(Excerpts from an interface dataset)
== Segment start ==
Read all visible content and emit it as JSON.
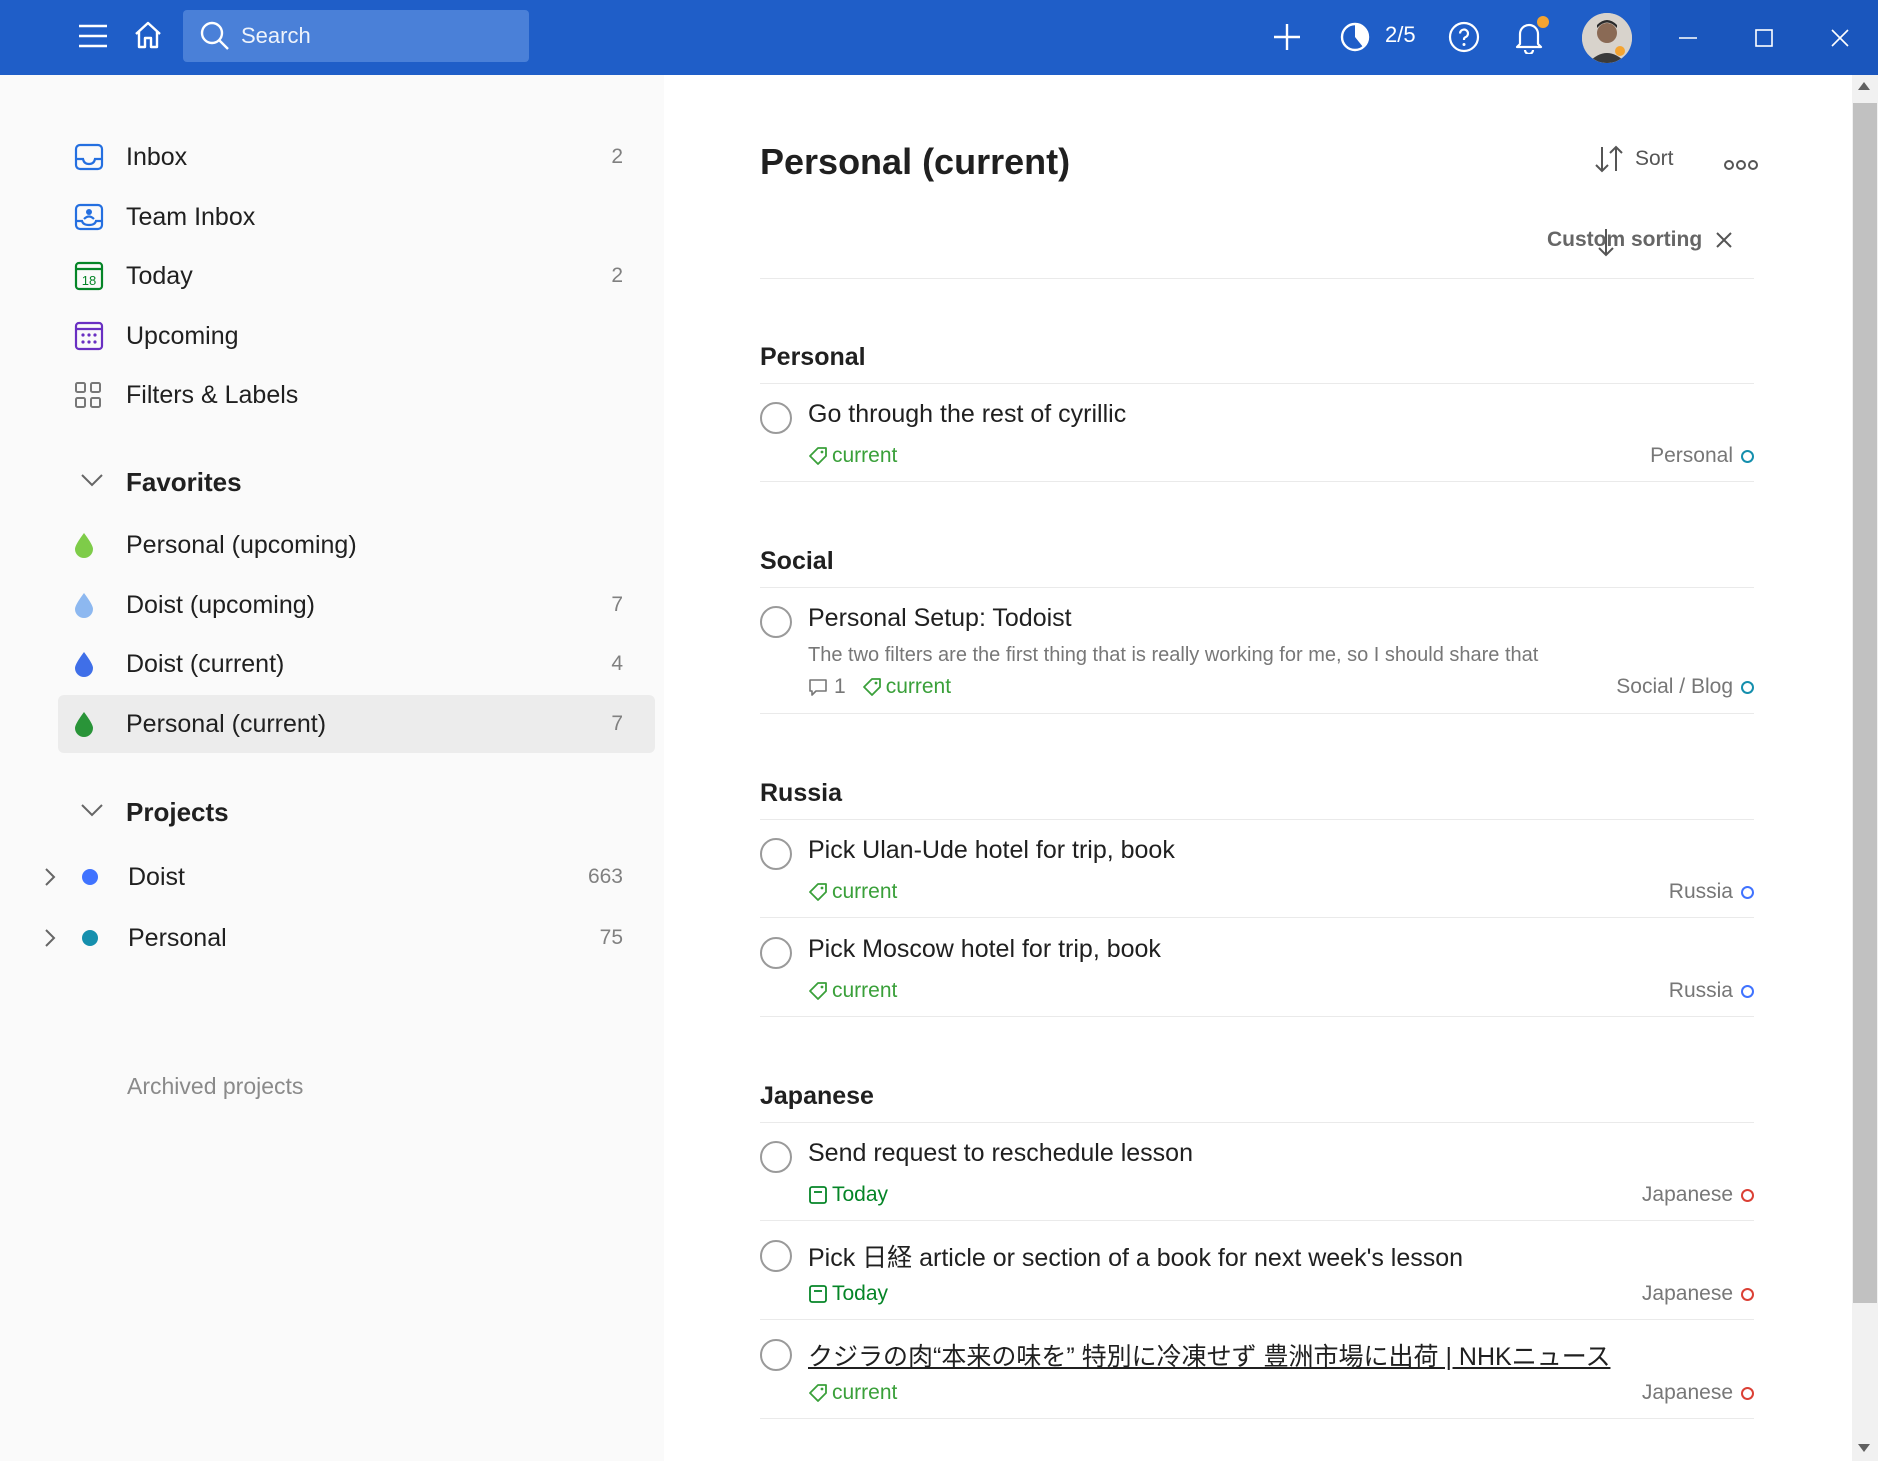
{
  "topbar": {
    "search_placeholder": "Search",
    "karma": "2/5"
  },
  "sidebar": {
    "nav": [
      {
        "label": "Inbox",
        "count": "2"
      },
      {
        "label": "Team Inbox",
        "count": ""
      },
      {
        "label": "Today",
        "count": "2",
        "icon_text": "18"
      },
      {
        "label": "Upcoming",
        "count": ""
      },
      {
        "label": "Filters & Labels",
        "count": ""
      }
    ],
    "favorites_title": "Favorites",
    "favorites": [
      {
        "label": "Personal (upcoming)",
        "count": "",
        "color": "#7ecc49"
      },
      {
        "label": "Doist (upcoming)",
        "count": "7",
        "color": "#8db8f0"
      },
      {
        "label": "Doist (current)",
        "count": "4",
        "color": "#3f6fe8"
      },
      {
        "label": "Personal (current)",
        "count": "7",
        "color": "#299438"
      }
    ],
    "projects_title": "Projects",
    "projects": [
      {
        "label": "Doist",
        "count": "663",
        "color": "#4073ff"
      },
      {
        "label": "Personal",
        "count": "75",
        "color": "#158fad"
      }
    ],
    "archived_label": "Archived projects"
  },
  "main": {
    "title": "Personal (current)",
    "sort_label": "Sort",
    "custom_sorting_label": "Custom sorting",
    "sections": [
      {
        "title": "Personal",
        "tasks": [
          {
            "title": "Go through the rest of cyrillic",
            "label": "current",
            "project": "Personal",
            "project_color": "#158fad"
          }
        ]
      },
      {
        "title": "Social",
        "tasks": [
          {
            "title": "Personal Setup: Todoist",
            "description": "The two filters are the first thing that is really working for me, so I should share that",
            "comments": "1",
            "label": "current",
            "project": "Social / Blog",
            "project_color": "#158fad"
          }
        ]
      },
      {
        "title": "Russia",
        "tasks": [
          {
            "title": "Pick Ulan-Ude hotel for trip, book",
            "label": "current",
            "project": "Russia",
            "project_color": "#4073ff"
          },
          {
            "title": "Pick Moscow hotel for trip, book",
            "label": "current",
            "project": "Russia",
            "project_color": "#4073ff"
          }
        ]
      },
      {
        "title": "Japanese",
        "tasks": [
          {
            "title": "Send request to reschedule lesson",
            "due": "Today",
            "project": "Japanese",
            "project_color": "#db4035"
          },
          {
            "title": "Pick 日経 article or section of a book for next week's lesson",
            "due": "Today",
            "project": "Japanese",
            "project_color": "#db4035"
          },
          {
            "title": "クジラの肉“本来の味を” 特別に冷凍せず 豊洲市場に出荷 | NHKニュース",
            "label": "current",
            "project": "Japanese",
            "project_color": "#db4035"
          }
        ]
      }
    ]
  },
  "colors": {
    "topbar": "#1f5ec8",
    "label_green": "#3aa03a",
    "today_green": "#058527"
  }
}
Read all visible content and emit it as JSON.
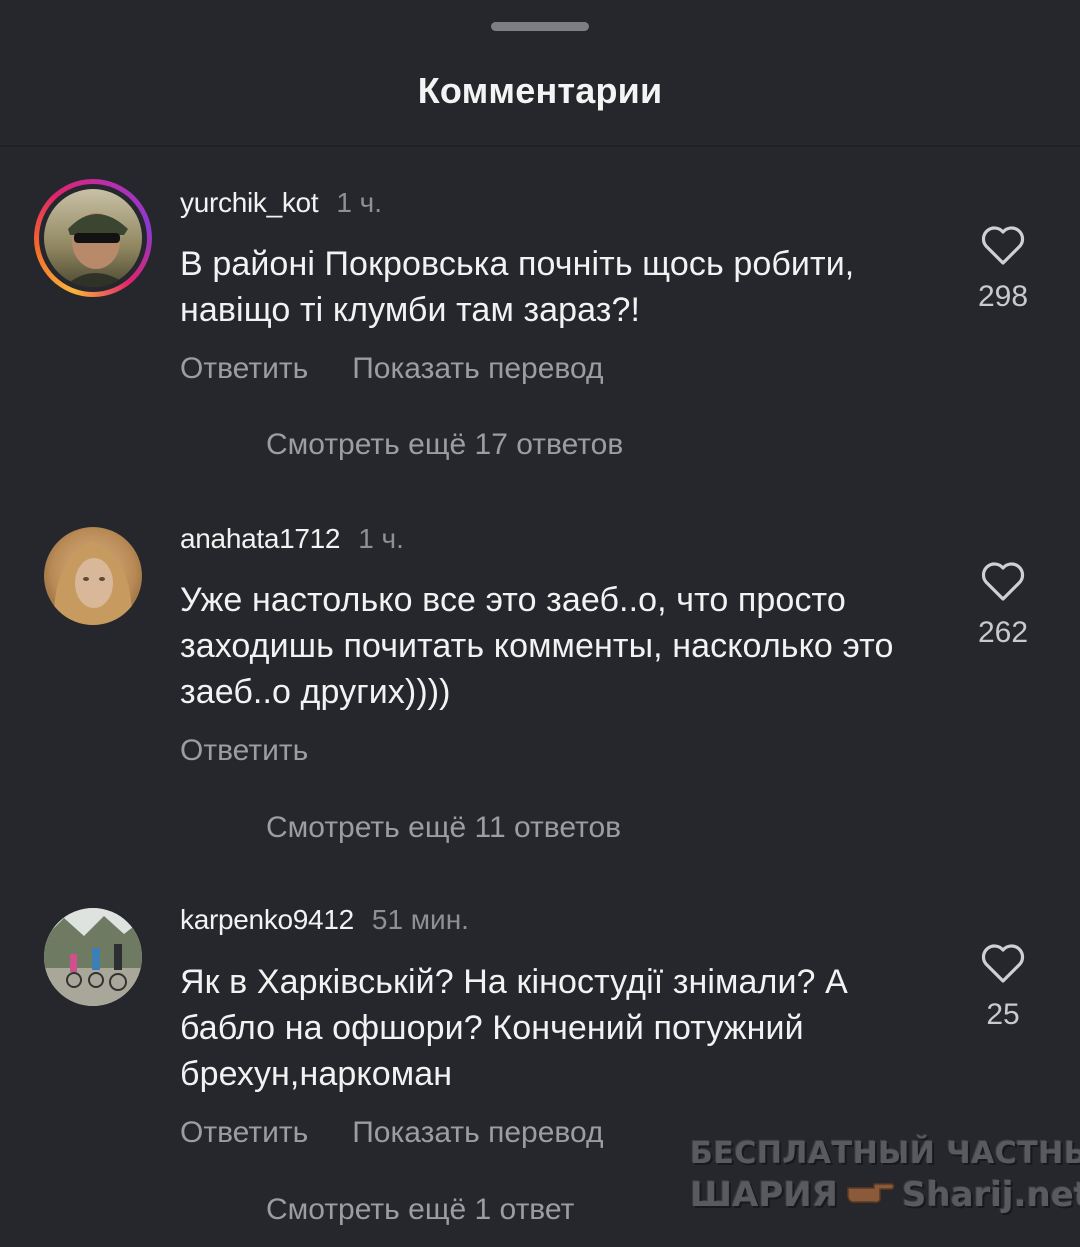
{
  "sheet": {
    "title": "Комментарии"
  },
  "comments": [
    {
      "username": "yurchik_kot",
      "time": "1 ч.",
      "text": "В районі Покровська почніть щось робити, навіщо ті клумби там зараз?!",
      "likes": "298",
      "reply_label": "Ответить",
      "translate_label": "Показать перевод",
      "more_replies": "Смотреть ещё 17 ответов",
      "has_story_ring": true
    },
    {
      "username": "anahata1712",
      "time": "1 ч.",
      "text": "Уже настолько все это заеб..о, что просто заходишь почитать комменты, насколько это заеб..о других))))",
      "likes": "262",
      "reply_label": "Ответить",
      "more_replies": "Смотреть ещё 11 ответов",
      "has_story_ring": false
    },
    {
      "username": "karpenko9412",
      "time": "51 мин.",
      "text": "Як в Харківській? На кіностудії знімали? А бабло на офшори? Кончений потужний брехун,наркоман",
      "likes": "25",
      "reply_label": "Ответить",
      "translate_label": "Показать перевод",
      "more_replies": "Смотреть ещё 1 ответ",
      "has_story_ring": false
    }
  ],
  "watermark": {
    "line1": "БЕСПЛАТНЫЙ ЧАСТНЫЙ",
    "line2_left": "ШАРИЯ",
    "line2_right": "Sharij.net"
  },
  "icons": {
    "like": "heart-outline-icon",
    "drag": "drag-handle"
  },
  "colors": {
    "background": "#25272c",
    "text_primary": "#f2f2f2",
    "text_secondary": "#9b9da2"
  }
}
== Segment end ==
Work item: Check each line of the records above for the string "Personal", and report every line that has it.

Task solution:
        "label": "Personal (upcoming)",
        "label": "Personal (current)",
        "label": "Personal",
    "title": "Personal (current)",
        "title": "Personal",
            "project": "Personal",
            "title": "Personal Setup: Todoist",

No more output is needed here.